The video game:
- The reason for the game's relatively short length? So that you can finish your journey from beginning to end without any breaks, and with the same companion all the way, should you meet one.
- Why there are exactly six spirits of the Ancients who appear to you in the end? They are the spirits who've shown you the visions at the meditation stones in the Beginning, the Bridge, the Desert, the Descent, the Tunnels, and the Temple. That's right, you were seeing a different Ancient every time (they do look the same, but so do you and your Companion), and in the end, they simply all gathered together.
- Why do the "War Machines" have no weaponry? They only "eat" the red cloth creatures and store them inside their bodies. The Ancients weren't using them to fight—they use them to steal resources from each other for survival. The machines aren't trying to kill you, they're trying to collect you (or rather, your clothes, especially the scarf) for their absent masters.
- Extra Credits brought up an example when comparing the game to the archetypical Hero's Journey, involving the wind serving as Invisible Walls at the start of the game; That it actually serves as as a subtle version of the Refusal of the Call, pushing the player back on the path when they inevitably try to wander off and explore instead of answering the call.
- Why does collecting all of the glyphs in the game unlock the ability to be a White Cloak? Because you were focused on doing the exact same thing they did, collecting as much energy as you could find with little thought for any consequences your actions may have caused. And why does being a White Cloak let you regenerate energy without singing to anyone? It is implies that all of the glyphs are the spirits of dead cloaked beings which means that the regeneration ability is caused by their spirits singing to you, just like how the spirits of the Six Ancient White Cloaks sing to you to give you the energy to ascend at the end.
- There is actually a way to communicate with the other players: Morse Code (if you know it).
- Those crates that contain the little scarves? Those are segments of the War Machines.
- In the second-to-last level, the glowing symbols are implied to be the souls of sacrificed robed beings.

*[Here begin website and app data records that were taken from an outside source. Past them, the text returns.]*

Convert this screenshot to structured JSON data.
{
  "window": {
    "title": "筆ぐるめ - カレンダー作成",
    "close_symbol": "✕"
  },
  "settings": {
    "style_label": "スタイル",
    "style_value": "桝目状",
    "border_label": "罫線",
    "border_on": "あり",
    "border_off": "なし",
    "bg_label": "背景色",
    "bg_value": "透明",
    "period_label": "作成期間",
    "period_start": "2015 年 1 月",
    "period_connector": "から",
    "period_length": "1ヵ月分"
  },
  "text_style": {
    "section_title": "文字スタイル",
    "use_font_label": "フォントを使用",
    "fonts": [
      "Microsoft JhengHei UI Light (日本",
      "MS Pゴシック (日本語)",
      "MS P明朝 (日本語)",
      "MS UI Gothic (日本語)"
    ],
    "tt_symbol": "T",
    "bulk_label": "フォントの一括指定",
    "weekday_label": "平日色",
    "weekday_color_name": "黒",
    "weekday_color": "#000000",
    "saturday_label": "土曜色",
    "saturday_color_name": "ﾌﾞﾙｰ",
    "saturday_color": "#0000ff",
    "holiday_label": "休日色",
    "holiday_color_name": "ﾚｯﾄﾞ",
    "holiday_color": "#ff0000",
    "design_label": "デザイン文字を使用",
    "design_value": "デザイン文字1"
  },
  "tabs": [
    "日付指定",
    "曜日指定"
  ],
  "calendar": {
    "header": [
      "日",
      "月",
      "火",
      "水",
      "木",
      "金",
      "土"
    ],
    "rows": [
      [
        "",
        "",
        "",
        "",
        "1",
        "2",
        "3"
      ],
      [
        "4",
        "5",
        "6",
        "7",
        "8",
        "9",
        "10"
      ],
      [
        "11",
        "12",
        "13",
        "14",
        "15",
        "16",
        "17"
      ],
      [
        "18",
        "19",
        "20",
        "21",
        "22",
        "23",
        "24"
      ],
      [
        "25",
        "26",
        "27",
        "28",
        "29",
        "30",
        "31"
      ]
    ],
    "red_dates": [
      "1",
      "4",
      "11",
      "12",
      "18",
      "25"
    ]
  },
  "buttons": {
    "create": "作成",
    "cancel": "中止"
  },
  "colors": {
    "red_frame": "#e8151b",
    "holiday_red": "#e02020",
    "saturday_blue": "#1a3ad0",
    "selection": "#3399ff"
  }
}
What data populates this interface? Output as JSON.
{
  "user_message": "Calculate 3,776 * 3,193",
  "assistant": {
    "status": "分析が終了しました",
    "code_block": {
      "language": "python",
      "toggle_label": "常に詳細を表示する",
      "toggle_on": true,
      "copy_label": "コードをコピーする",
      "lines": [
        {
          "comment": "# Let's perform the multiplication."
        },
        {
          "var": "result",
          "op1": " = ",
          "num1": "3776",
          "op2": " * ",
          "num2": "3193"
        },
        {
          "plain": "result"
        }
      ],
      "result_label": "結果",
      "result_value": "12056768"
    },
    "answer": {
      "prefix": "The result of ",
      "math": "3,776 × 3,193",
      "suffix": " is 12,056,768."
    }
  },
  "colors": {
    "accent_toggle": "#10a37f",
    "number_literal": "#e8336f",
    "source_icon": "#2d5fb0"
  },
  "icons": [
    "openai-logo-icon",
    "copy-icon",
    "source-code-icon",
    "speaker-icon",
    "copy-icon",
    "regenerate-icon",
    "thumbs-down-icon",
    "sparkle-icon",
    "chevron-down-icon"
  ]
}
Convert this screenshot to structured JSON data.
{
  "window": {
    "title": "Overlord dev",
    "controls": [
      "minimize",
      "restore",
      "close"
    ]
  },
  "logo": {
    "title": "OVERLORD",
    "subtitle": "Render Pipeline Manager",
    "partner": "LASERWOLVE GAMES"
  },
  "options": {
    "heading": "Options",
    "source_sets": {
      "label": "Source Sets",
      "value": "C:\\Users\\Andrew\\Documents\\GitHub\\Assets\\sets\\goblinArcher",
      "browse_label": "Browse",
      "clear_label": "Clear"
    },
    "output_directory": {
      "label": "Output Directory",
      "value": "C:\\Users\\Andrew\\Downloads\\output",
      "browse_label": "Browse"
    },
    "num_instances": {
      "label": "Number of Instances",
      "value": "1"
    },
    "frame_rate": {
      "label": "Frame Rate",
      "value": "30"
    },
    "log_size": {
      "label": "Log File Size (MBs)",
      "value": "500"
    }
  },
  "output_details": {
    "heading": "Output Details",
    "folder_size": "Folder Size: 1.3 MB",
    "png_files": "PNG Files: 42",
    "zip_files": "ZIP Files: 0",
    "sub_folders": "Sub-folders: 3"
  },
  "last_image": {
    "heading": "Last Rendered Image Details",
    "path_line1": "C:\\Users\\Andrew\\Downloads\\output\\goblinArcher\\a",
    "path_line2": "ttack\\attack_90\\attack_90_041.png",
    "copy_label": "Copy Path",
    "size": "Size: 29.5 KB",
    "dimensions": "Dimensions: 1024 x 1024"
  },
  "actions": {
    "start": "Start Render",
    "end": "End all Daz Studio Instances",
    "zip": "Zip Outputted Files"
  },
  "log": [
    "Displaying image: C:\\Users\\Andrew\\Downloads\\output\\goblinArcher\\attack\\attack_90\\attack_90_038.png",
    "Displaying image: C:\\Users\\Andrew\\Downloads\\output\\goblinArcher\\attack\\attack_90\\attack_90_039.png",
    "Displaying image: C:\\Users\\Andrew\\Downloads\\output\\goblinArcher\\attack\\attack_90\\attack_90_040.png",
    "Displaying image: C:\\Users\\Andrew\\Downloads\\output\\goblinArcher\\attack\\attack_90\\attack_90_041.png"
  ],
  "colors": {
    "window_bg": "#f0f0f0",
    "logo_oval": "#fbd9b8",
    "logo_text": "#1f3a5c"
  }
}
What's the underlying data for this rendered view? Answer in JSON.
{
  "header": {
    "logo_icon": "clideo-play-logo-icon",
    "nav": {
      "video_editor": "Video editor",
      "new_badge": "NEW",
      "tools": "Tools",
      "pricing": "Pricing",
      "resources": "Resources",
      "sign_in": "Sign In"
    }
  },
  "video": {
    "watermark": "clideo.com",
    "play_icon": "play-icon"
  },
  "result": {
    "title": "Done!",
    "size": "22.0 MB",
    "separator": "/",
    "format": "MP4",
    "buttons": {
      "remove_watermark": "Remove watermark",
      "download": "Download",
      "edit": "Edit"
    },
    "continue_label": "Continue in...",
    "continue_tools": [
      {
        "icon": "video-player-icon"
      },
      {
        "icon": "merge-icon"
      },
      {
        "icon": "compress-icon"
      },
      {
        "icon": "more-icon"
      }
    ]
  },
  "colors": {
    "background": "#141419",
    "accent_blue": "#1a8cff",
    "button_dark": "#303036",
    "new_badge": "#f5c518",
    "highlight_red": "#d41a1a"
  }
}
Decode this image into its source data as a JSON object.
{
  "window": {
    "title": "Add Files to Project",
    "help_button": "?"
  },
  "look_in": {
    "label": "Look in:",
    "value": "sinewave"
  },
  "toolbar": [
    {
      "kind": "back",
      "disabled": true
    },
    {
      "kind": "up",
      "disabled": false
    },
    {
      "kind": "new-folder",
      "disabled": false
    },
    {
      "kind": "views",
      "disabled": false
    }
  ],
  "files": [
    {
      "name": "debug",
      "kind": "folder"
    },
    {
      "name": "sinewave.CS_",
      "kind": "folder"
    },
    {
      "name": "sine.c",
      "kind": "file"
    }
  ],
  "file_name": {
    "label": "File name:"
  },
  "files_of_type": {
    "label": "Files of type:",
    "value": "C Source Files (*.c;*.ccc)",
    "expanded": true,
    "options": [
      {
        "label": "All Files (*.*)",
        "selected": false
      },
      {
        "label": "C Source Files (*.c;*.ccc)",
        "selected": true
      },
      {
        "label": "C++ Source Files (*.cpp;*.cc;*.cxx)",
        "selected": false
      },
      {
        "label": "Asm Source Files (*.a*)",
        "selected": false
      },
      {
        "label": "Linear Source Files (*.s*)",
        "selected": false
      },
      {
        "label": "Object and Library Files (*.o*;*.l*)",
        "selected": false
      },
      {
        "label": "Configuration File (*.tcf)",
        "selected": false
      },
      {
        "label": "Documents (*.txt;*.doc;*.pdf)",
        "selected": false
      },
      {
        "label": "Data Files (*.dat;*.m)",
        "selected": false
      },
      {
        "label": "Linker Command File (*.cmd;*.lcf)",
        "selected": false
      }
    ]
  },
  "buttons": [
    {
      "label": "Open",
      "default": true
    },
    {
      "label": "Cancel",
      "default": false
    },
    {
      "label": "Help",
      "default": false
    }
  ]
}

- All of the markers are implied to be the tombstones. You walk past dozens in the first section. In the second-to-last level, you travel across a snowy hill with hundreds of tombstones, and soon after you and your partner collapse in the snow. During the ending, another tombstone one is created, implying that each tombstone on the hill was from a robed being that didn't make it.
- Why are there only two areas that have large groups of tombstones? Well according to the complete tapestry the first group you encountered in the desert belong to the White Cloaks that died in the war, since it shows them buried underneath the markers before leading up to your character's "birth", while the ending implies the second set in the frozen mountains belong to the Red Cloaks that die trying to ascend by reaching the split peak, just like what happened to you.
- The War Machines/Guardians faces are masked when inactive. (or right after they turn red when they catch you) If you take a closer look, you can see that aside from a few added details, they resemble your character's face. This was done not only to symbolize the Guardians with the darker parts of the past, but also the darker parts of the player's own self.
- We do see the War Machines eating the red-cloth creatures, which makes sense, because of the resource war the White Cloaks were embroiled in. But if you get a White Cloak yourself, the War Machines can't tell the difference. Does that mean that the White Cloaks are really Not So Different from the red-cloth creatures, and they died because the war drove them to use each other as fuel?